**WHAT IS BEING ASKED:** The lines needed are those below that contain the word "pseudo"; copy each one.

**DATA EXTRACTS:**

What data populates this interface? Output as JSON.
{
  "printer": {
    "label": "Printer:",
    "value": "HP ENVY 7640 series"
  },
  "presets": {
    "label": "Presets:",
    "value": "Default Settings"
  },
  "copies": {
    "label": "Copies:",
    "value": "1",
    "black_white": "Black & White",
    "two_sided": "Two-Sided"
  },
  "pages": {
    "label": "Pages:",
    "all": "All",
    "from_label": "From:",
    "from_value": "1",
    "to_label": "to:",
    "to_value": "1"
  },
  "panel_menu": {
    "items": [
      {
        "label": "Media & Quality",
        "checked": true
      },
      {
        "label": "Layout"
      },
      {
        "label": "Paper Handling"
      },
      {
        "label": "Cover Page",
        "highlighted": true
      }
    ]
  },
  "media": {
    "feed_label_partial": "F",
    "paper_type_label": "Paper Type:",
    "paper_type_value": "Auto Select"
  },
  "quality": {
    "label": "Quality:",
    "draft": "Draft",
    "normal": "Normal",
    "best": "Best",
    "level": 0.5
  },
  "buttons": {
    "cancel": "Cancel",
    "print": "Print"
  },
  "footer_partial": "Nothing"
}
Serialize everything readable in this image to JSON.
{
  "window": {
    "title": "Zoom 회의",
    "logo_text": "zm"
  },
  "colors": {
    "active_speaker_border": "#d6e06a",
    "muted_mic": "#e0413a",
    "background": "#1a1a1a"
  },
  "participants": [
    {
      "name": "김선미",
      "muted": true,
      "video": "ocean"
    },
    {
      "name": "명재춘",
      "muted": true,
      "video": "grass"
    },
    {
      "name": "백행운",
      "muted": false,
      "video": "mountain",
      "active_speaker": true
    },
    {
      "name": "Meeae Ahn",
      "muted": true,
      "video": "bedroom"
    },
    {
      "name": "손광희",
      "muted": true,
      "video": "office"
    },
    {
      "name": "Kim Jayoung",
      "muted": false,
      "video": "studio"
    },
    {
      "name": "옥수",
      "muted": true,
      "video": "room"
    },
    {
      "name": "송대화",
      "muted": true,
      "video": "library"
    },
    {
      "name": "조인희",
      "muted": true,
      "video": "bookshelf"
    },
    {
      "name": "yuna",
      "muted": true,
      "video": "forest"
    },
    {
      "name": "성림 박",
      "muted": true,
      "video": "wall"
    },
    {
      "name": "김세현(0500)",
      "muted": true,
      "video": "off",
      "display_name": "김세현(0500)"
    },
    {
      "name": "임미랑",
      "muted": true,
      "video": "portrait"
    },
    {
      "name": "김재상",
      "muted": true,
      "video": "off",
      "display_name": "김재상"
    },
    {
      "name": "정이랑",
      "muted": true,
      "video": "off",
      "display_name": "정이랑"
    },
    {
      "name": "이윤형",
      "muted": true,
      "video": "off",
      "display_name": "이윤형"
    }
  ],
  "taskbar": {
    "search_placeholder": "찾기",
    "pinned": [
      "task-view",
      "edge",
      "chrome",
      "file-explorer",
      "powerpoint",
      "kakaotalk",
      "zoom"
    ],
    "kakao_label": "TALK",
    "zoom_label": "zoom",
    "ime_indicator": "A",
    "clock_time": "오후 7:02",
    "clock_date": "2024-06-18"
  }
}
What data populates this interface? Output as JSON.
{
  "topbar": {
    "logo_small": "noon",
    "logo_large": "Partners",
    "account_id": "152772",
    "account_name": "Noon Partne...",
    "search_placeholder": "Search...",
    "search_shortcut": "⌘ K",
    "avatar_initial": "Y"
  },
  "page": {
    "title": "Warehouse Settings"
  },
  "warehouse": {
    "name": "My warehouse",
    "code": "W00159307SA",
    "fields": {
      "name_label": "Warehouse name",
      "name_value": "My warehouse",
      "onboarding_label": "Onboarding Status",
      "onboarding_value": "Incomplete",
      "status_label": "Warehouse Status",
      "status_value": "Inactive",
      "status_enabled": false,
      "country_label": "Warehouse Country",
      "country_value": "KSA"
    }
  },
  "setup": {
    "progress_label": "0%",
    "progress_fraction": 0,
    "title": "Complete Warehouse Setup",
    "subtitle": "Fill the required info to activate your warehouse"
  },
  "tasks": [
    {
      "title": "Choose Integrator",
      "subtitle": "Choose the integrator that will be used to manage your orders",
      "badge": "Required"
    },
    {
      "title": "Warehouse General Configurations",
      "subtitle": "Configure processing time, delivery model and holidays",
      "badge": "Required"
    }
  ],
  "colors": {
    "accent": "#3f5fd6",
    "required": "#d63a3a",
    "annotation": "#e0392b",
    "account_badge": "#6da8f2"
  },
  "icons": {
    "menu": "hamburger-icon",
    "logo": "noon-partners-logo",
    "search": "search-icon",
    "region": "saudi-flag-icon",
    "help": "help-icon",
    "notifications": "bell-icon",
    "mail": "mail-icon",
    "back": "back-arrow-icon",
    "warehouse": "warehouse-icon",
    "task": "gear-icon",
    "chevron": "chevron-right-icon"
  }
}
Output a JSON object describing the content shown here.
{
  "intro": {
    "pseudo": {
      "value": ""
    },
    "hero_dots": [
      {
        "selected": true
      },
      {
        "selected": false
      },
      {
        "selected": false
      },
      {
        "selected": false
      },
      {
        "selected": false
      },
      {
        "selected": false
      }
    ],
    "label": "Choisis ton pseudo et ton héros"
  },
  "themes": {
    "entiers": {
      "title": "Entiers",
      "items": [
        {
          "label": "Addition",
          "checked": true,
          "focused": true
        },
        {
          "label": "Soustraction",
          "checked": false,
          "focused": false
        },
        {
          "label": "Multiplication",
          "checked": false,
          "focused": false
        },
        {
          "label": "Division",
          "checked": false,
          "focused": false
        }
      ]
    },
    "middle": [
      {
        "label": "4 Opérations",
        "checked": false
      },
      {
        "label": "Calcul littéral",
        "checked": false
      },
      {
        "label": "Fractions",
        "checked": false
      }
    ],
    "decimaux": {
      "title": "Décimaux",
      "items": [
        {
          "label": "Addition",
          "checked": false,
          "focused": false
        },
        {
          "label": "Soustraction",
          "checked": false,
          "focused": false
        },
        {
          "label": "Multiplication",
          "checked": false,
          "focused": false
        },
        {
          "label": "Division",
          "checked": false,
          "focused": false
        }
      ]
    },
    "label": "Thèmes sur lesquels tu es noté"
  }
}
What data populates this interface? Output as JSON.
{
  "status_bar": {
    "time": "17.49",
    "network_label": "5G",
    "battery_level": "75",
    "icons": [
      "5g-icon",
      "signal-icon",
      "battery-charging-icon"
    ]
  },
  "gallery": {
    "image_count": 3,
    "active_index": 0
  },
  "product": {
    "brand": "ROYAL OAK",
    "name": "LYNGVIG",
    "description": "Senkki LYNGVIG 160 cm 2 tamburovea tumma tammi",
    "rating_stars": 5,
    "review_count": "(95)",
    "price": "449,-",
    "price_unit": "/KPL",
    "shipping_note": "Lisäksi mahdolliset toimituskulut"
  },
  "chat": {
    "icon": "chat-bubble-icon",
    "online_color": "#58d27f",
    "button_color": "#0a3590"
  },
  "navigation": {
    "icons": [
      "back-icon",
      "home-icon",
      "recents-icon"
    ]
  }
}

**OUTPUT FOR THIS TASK:**
    "pseudo": {
    "label": "Choisis ton pseudo et ton héros"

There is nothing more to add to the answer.